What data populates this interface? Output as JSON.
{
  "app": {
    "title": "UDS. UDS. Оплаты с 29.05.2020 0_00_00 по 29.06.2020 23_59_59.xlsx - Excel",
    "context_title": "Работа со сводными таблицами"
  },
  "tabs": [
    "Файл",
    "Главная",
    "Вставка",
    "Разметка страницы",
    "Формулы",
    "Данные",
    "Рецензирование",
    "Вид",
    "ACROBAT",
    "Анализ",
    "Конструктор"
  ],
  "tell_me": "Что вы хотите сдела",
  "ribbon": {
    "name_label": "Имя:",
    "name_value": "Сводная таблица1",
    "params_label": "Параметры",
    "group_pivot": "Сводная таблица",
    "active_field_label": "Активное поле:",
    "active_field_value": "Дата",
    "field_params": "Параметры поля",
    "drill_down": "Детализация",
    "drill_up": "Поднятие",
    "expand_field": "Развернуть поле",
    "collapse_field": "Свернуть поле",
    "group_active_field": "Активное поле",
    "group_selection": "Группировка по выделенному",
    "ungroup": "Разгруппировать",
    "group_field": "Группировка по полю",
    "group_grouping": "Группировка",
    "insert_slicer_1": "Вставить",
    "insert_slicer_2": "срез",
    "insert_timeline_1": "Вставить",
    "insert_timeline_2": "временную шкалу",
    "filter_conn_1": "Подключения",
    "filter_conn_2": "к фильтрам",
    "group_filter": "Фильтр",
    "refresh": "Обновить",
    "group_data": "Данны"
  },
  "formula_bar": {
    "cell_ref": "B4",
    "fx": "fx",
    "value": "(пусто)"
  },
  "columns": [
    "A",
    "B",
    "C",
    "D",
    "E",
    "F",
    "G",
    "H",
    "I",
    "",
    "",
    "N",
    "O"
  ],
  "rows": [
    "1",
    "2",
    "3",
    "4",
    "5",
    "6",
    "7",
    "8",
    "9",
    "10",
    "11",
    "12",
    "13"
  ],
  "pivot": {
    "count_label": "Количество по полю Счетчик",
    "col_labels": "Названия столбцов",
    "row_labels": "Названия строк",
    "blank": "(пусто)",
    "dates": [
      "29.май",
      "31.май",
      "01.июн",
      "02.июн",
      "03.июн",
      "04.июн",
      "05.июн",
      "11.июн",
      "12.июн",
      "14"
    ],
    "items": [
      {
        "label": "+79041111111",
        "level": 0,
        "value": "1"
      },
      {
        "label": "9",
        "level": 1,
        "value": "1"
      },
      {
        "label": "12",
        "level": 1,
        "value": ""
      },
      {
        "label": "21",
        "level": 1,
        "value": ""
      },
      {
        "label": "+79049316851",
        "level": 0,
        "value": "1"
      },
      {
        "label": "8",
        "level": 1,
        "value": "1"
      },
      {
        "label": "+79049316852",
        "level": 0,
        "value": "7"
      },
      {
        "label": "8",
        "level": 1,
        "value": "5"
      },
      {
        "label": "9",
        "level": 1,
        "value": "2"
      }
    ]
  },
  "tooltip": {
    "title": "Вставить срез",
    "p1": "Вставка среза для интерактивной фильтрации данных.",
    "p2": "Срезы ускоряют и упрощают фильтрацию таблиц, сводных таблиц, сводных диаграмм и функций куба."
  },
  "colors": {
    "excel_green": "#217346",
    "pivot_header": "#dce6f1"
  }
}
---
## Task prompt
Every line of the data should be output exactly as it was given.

## Task response
What data populates this interface? Output as JSON.
{
  "app": {
    "title": "UDS. UDS. Оплаты с 29.05.2020 0_00_00 по 29.06.2020 23_59_59.xlsx - Excel",
    "context_title": "Работа со сводными таблицами"
  },
  "tabs": [
    "Файл",
    "Главная",
    "Вставка",
    "Разметка страницы",
    "Формулы",
    "Данные",
    "Рецензирование",
    "Вид",
    "ACROBAT",
    "Анализ",
    "Конструктор"
  ],
  "tell_me": "Что вы хотите сдела",
  "ribbon": {
    "name_label": "Имя:",
    "name_value": "Сводная таблица1",
    "params_label": "Параметры",
    "group_pivot": "Сводная таблица",
    "active_field_label": "Активное поле:",
    "active_field_value": "Дата",
    "field_params": "Параметры поля",
    "drill_down": "Детализация",
    "drill_up": "Поднятие",
    "expand_field": "Развернуть поле",
    "collapse_field": "Свернуть поле",
    "group_active_field": "Активное поле",
    "group_selection": "Группировка по выделенному",
    "ungroup": "Разгруппировать",
    "group_field": "Группировка по полю",
    "group_grouping": "Группировка",
    "insert_slicer_1": "Вставить",
    "insert_slicer_2": "срез",
    "insert_timeline_1": "Вставить",
    "insert_timeline_2": "временную шкалу",
    "filter_conn_1": "Подключения",
    "filter_conn_2": "к фильтрам",
    "group_filter": "Фильтр",
    "refresh": "Обновить",
    "group_data": "Данны"
  },
  "formula_bar": {
    "cell_ref": "B4",
    "fx": "fx",
    "value": "(пусто)"
  },
  "columns": [
    "A",
    "B",
    "C",
    "D",
    "E",
    "F",
    "G",
    "H",
    "I",
    "",
    "",
    "N",
    "O"
  ],
  "rows": [
    "1",
    "2",
    "3",
    "4",
    "5",
    "6",
    "7",
    "8",
    "9",
    "10",
    "11",
    "12",
    "13"
  ],
  "pivot": {
    "count_label": "Количество по полю Счетчик",
    "col_labels": "Названия столбцов",
    "row_labels": "Названия строк",
    "blank": "(пусто)",
    "dates": [
      "29.май",
      "31.май",
      "01.июн",
      "02.июн",
      "03.июн",
      "04.июн",
      "05.июн",
      "11.июн",
      "12.июн",
      "14"
    ],
    "items": [
      {
        "label": "+79041111111",
        "level": 0,
        "value": "1"
      },
      {
        "label": "9",
        "level": 1,
        "value": "1"
      },
      {
        "label": "12",
        "level": 1,
        "value": ""
      },
      {
        "label": "21",
        "level": 1,
        "value": ""
      },
      {
        "label": "+79049316851",
        "level": 0,
        "value": "1"
      },
      {
        "label": "8",
        "level": 1,
        "value": "1"
      },
      {
        "label": "+79049316852",
        "level": 0,
        "value": "7"
      },
      {
        "label": "8",
        "level": 1,
        "value": "5"
      },
      {
        "label": "9",
        "level": 1,
        "value": "2"
      }
    ]
  },
  "tooltip": {
    "title": "Вставить срез",
    "p1": "Вставка среза для интерактивной фильтрации данных.",
    "p2": "Срезы ускоряют и упрощают фильтрацию таблиц, сводных таблиц, сводных диаграмм и функций куба."
  },
  "colors": {
    "excel_green": "#217346",
    "pivot_header": "#dce6f1"
  }
}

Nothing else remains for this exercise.